Raimondo says she sometimes has to remind parents not to hover over their children, to tell them the way it should be done. As soon as kids start feeling like they have to do it a certain way, they stop listening to that voice within, to find their own creativity.
“Sometimes parents give children too much input that isn’t necessary,” she says. “I remind them that it’s not about the finished product, but about the process.”
It’s also about interpreting art. Pollock’s work left so much up to interpretation, which allows the viewer to be a part of the experience.
“I always ask children what they get from looking at a Pollock,” says Raimondo. “I ask them to interpret, knowing there are no wrong answers. It’s interesting that we can all look at the same painting in different ways. We have different ideas, and we can learn from each other. With modern art, there’s no set answer.”
Raimondo uses this concept in her work on anti-bullying campaigns, which her organization, Imagine That, runs throughout the country.
“It’s not the idea that we have to be the same,” says Raimondo. “And it’s not about tolerating differences, either. Differences should be celebrated! There is so much joy in learning from each other, and Pollock is a springboard for those types of discussions.”
Last Saturday morning, a group of about fifty people gathered in the back yard of the Pollock Krasner house. Children were encouraged to pick a theme, an emotion, and use the drip painting technique to express it. If they did lines or dots, if they splattered or dripped, they were encouraged to follow their own intuition.
“If you let children do art in their own way,” says Raimondo, “it enhances self-esteem. Then, ask in an open-ended way what they created, and listen to what they have to say. You don’t have to give too much direction: just value their own unique way of doing it.”

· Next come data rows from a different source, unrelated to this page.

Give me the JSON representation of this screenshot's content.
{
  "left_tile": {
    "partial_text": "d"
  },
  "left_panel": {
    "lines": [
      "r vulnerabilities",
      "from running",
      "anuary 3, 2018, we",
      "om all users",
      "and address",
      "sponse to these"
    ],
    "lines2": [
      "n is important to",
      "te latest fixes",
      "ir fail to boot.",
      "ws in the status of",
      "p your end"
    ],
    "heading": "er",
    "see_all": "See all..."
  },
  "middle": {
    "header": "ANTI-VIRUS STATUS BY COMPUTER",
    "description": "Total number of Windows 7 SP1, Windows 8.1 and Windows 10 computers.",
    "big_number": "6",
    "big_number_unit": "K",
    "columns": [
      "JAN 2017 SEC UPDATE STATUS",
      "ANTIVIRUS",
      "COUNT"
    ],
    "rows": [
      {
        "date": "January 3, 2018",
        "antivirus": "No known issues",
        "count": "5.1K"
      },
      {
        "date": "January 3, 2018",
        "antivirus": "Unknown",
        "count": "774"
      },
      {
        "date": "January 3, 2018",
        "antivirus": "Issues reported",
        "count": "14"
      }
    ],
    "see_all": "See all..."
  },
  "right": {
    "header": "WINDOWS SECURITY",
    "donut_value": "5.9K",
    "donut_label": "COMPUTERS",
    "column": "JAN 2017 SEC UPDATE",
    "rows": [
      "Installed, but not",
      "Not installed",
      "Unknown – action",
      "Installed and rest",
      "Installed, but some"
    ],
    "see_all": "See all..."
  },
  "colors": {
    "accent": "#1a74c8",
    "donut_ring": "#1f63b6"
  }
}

Drip painting classes are offered at the Pollock-Krasner House on Springs Fireplace Road in East Hampton every Saturday morning through October from 10 to 11:30. The cost is $35, and pre-registration is suggestion. Go to www.imaginearted.com to learn more.